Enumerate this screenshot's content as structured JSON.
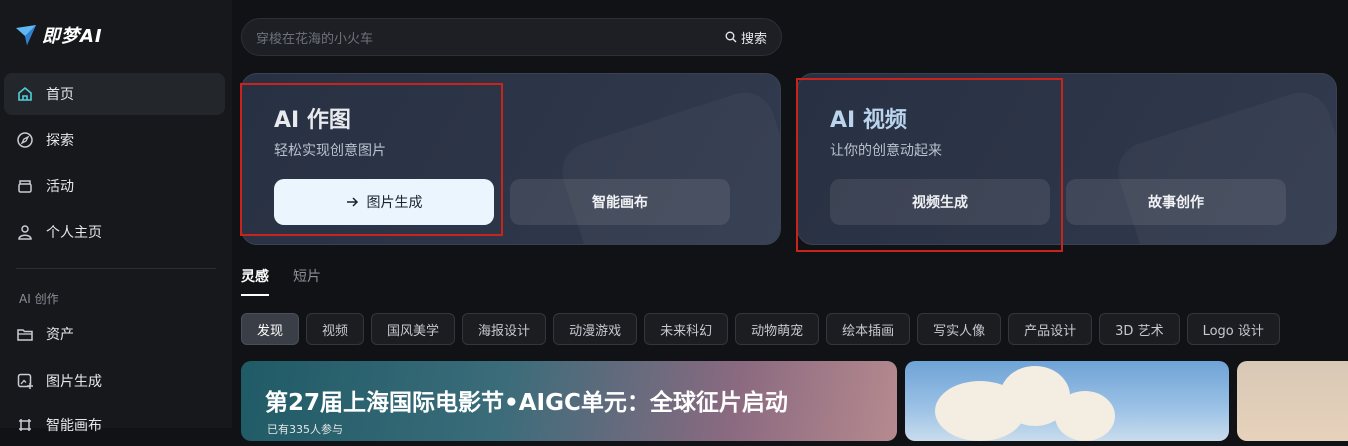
{
  "brand": {
    "name": "即梦AI"
  },
  "sidebar": {
    "items": [
      {
        "label": "首页",
        "icon": "home-icon",
        "active": true
      },
      {
        "label": "探索",
        "icon": "compass-icon"
      },
      {
        "label": "活动",
        "icon": "gift-icon"
      },
      {
        "label": "个人主页",
        "icon": "user-icon"
      }
    ],
    "section_label": "AI 创作",
    "create_items": [
      {
        "label": "资产",
        "icon": "folder-icon"
      },
      {
        "label": "图片生成",
        "icon": "image-gen-icon"
      },
      {
        "label": "智能画布",
        "icon": "canvas-icon"
      }
    ]
  },
  "search": {
    "placeholder": "穿梭在花海的小火车",
    "button_label": "搜索"
  },
  "cards": {
    "image": {
      "title": "AI 作图",
      "subtitle": "轻松实现创意图片",
      "primary_button": "图片生成",
      "secondary_button": "智能画布"
    },
    "video": {
      "title": "AI 视频",
      "subtitle": "让你的创意动起来",
      "primary_button": "视频生成",
      "secondary_button": "故事创作"
    }
  },
  "tabs": [
    {
      "label": "灵感",
      "active": true
    },
    {
      "label": "短片"
    }
  ],
  "chips": [
    "发现",
    "视频",
    "国风美学",
    "海报设计",
    "动漫游戏",
    "未来科幻",
    "动物萌宠",
    "绘本插画",
    "写实人像",
    "产品设计",
    "3D 艺术",
    "Logo 设计"
  ],
  "banner": {
    "title": "第27届上海国际电影节•AIGC单元：全球征片启动",
    "meta": "已有335人参与"
  },
  "colors": {
    "highlight": "#c8241c",
    "accent_card": "#2d3548",
    "primary_button": "#eaf5fd"
  }
}
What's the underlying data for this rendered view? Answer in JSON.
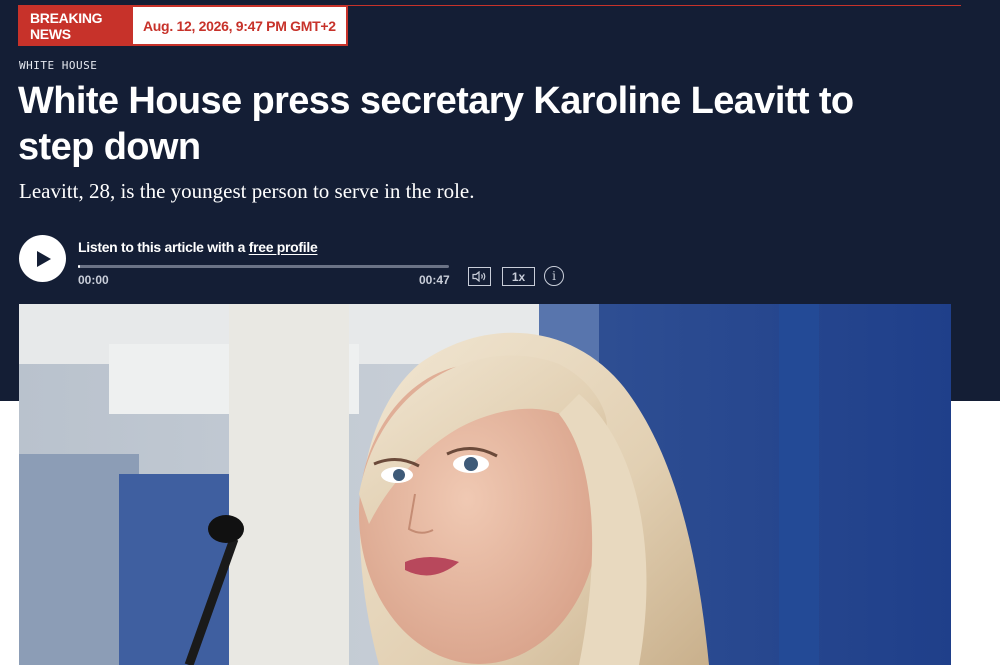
{
  "breaking": {
    "label": "BREAKING NEWS",
    "timestamp": "Aug. 12, 2026, 9:47 PM GMT+2"
  },
  "article": {
    "kicker": "WHITE HOUSE",
    "headline": "White House press secretary Karoline Leavitt to step down",
    "dek": "Leavitt, 28, is the youngest person to serve in the role."
  },
  "audio": {
    "listen_prefix": "Listen to this article with a ",
    "listen_link": "free profile",
    "time_current": "00:00",
    "time_total": "00:47",
    "speed": "1x",
    "info": "i",
    "progress": 0.0,
    "icons": {
      "play": "play-icon",
      "volume": "volume-icon",
      "info": "info-icon"
    }
  },
  "colors": {
    "hero_bg": "#141e35",
    "accent_red": "#c7322a",
    "text_white": "#ffffff",
    "muted": "#c9ced9"
  }
}
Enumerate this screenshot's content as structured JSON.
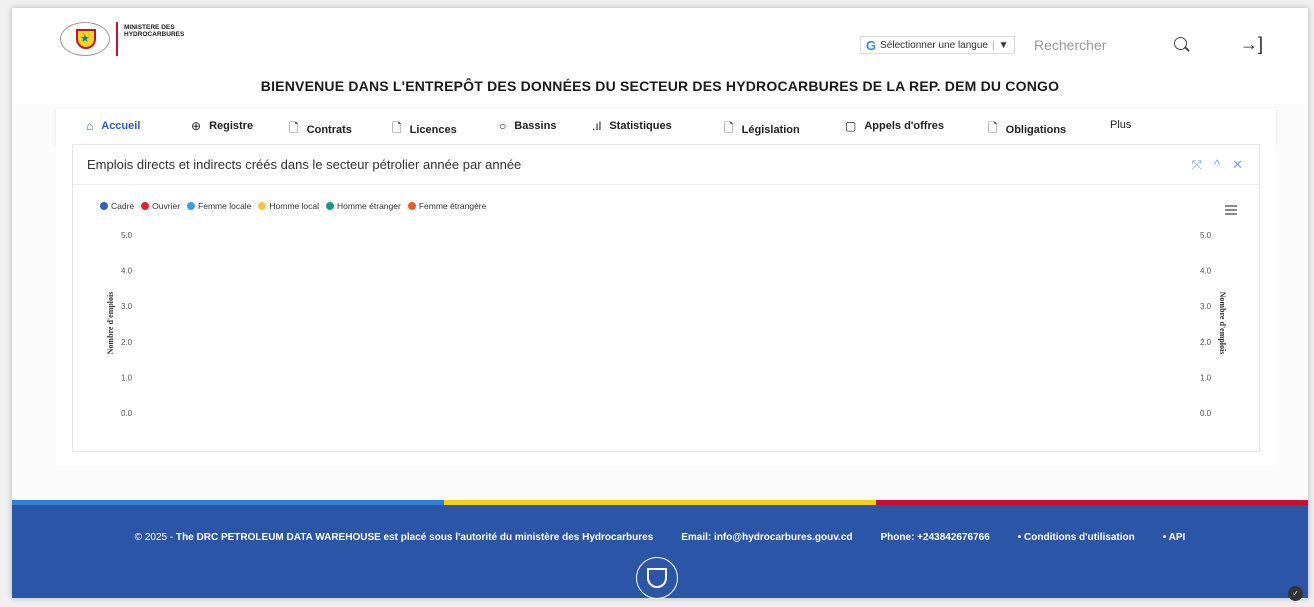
{
  "header": {
    "logo_line1": "MINISTERE DES",
    "logo_line2": "HYDROCARBURES",
    "language_label": "Sélectionner une langue",
    "language_caret": "▼",
    "search_placeholder": "Rechercher",
    "welcome": "BIENVENUE DANS L'ENTREPÔT DES DONNÉES DU SECTEUR DES HYDROCARBURES DE LA REP. DEM DU CONGO"
  },
  "nav": {
    "items": [
      {
        "label": "Accueil",
        "icon": "home-icon",
        "active": true
      },
      {
        "label": "Registre",
        "icon": "globe-icon"
      },
      {
        "label": "Contrats",
        "icon": "document-icon"
      },
      {
        "label": "Licences",
        "icon": "document-icon"
      },
      {
        "label": "Bassins",
        "icon": "circle-icon"
      },
      {
        "label": "Statistiques",
        "icon": "bar-chart-icon"
      },
      {
        "label": "Législation",
        "icon": "document-icon"
      },
      {
        "label": "Appels d'offres",
        "icon": "clipboard-icon"
      },
      {
        "label": "Obligations",
        "icon": "document-icon"
      },
      {
        "label": "Plus",
        "icon": ""
      }
    ]
  },
  "panel": {
    "title": "Emplois directs et indirects créés dans le secteur pétrolier année par année",
    "ctrl_expand": "⤧",
    "ctrl_collapse": "^",
    "ctrl_close": "✕"
  },
  "chart_data": {
    "type": "line",
    "title": "",
    "ylabel_left": "Nombre d'emplois",
    "ylabel_right": "Nombre d'emplois",
    "ylim": [
      0,
      5
    ],
    "yticks": [
      "5.0",
      "4.0",
      "3.0",
      "2.0",
      "1.0",
      "0.0"
    ],
    "grid": false,
    "legend_position": "top-left",
    "series": [
      {
        "name": "Cadre",
        "color": "#2f5fbf",
        "values": []
      },
      {
        "name": "Ouvrier",
        "color": "#e0202e",
        "values": []
      },
      {
        "name": "Femme locale",
        "color": "#3aa0e8",
        "values": []
      },
      {
        "name": "Homme local",
        "color": "#f5c842",
        "values": []
      },
      {
        "name": "Homme étranger",
        "color": "#17998a",
        "values": []
      },
      {
        "name": "Femme étrangère",
        "color": "#ee5a24",
        "values": []
      }
    ]
  },
  "footer": {
    "copyright": "© 2025 -",
    "authority": "The DRC PETROLEUM DATA WAREHOUSE est placé sous l'autorité du ministère des Hydrocarbures",
    "email": "Email: info@hydrocarbures.gouv.cd",
    "phone": "Phone: +243842676766",
    "terms": "• Conditions d'utilisation",
    "api": "• API",
    "stripe_colors": [
      "#2f7fd8",
      "#f5d20f",
      "#c8102e"
    ]
  }
}
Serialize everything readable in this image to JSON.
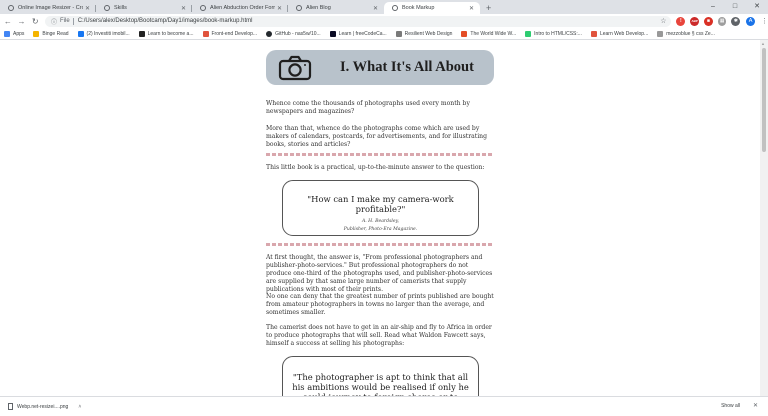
{
  "browser": {
    "tabs": [
      {
        "label": "Online Image Resizer - Crop, Re..."
      },
      {
        "label": "Skills"
      },
      {
        "label": "Alien Abduction Order Form"
      },
      {
        "label": "Alien Blog"
      },
      {
        "label": "Book Markup",
        "active": true
      }
    ],
    "new_tab_glyph": "+",
    "window_controls": {
      "minimize": "–",
      "maximize": "□",
      "close": "✕"
    },
    "url_prefix": "File",
    "url": "C:/Users/alex/Desktop/Bootcamp/Day1/images/book-markup.html",
    "profile_initial": "A",
    "extensions": [
      {
        "name": "shield-ext-icon",
        "color": "#e8453c",
        "glyph": "!"
      },
      {
        "name": "adblock-ext-icon",
        "color": "#cc2a2a",
        "glyph": "ABP"
      },
      {
        "name": "stop-ext-icon",
        "color": "#d93025",
        "glyph": "■"
      },
      {
        "name": "grid-ext-icon",
        "color": "#9e9e9e",
        "glyph": "▦"
      },
      {
        "name": "puzzle-ext-icon",
        "color": "#5f6368",
        "glyph": "✱"
      }
    ]
  },
  "bookmarks": [
    {
      "label": "Apps",
      "color": "#4285f4"
    },
    {
      "label": "Binge Read",
      "color": "#f4b400"
    },
    {
      "label": "(2) Investiti imobil...",
      "color": "#1877f2"
    },
    {
      "label": "Learn to become a...",
      "color": "#222222"
    },
    {
      "label": "Front-end Develop...",
      "color": "#e0533d"
    },
    {
      "label": "GitHub - nas5w/10...",
      "color": "#24292e"
    },
    {
      "label": "Learn | freeCodeCa...",
      "color": "#0a0a23"
    },
    {
      "label": "Resilient Web Design",
      "color": "#7a7a7a"
    },
    {
      "label": "The World Wide W...",
      "color": "#e44d26"
    },
    {
      "label": "Intro to HTML/CSS:...",
      "color": "#2ecc71"
    },
    {
      "label": "Learn Web Develop...",
      "color": "#e0533d"
    },
    {
      "label": "mezzoblue § css Ze...",
      "color": "#999999"
    }
  ],
  "page": {
    "heading": "I. What It's All About",
    "paragraphs": [
      "Whence come the thousands of photographs used every month by newspapers and magazines?",
      "More than that, whence do the photographs come which are used by makers of calendars, postcards, for advertisements, and for illustrating books, stories and articles?",
      "This little book is a practical, up-to-the-minute answer to the question:",
      "At first thought, the answer is, \"From professional photographers and publisher-photo-services.\" But professional photographers do not produce one-third of the photographs used, and publisher-photo-services are supplied by that same large number of camerists that supply publications with most of their prints.",
      "No one can deny that the greatest number of prints published are bought from amateur photographers in towns no larger than the average, and sometimes smaller.",
      "The camerist does not have to get in an air-ship and fly to Africa in order to produce photographs that will sell. Read what Waldon Fawcett says, himself a success at selling his photographs:"
    ],
    "quote1": {
      "text": "\"How can I make my camera-work profitable?\"",
      "author": "A. H. Beardsley,",
      "role": "Publisher, Photo-Era Magazine."
    },
    "quote2": {
      "text": "\"The photographer is apt to think that all his ambitions would be realised if only he could journey to foreign shores or to distant corners of our country; or if he"
    }
  },
  "downloads": {
    "file": "Webp.net-resizei....png",
    "show_all": "Show all"
  }
}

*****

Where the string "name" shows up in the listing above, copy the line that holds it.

[EXPECTED ANSWER]
    "name": "即梦AI"
        "name": "Cadre",
        "name": "Ouvrier",
        "name": "Femme locale",
        "name": "Homme local",
        "name": "Homme étranger",
        "name": "Femme étrangère",
        "name": "shield-ext-icon",
        "name": "adblock-ext-icon",
        "name": "stop-ext-icon",
        "name": "grid-ext-icon",
        "name": "puzzle-ext-icon",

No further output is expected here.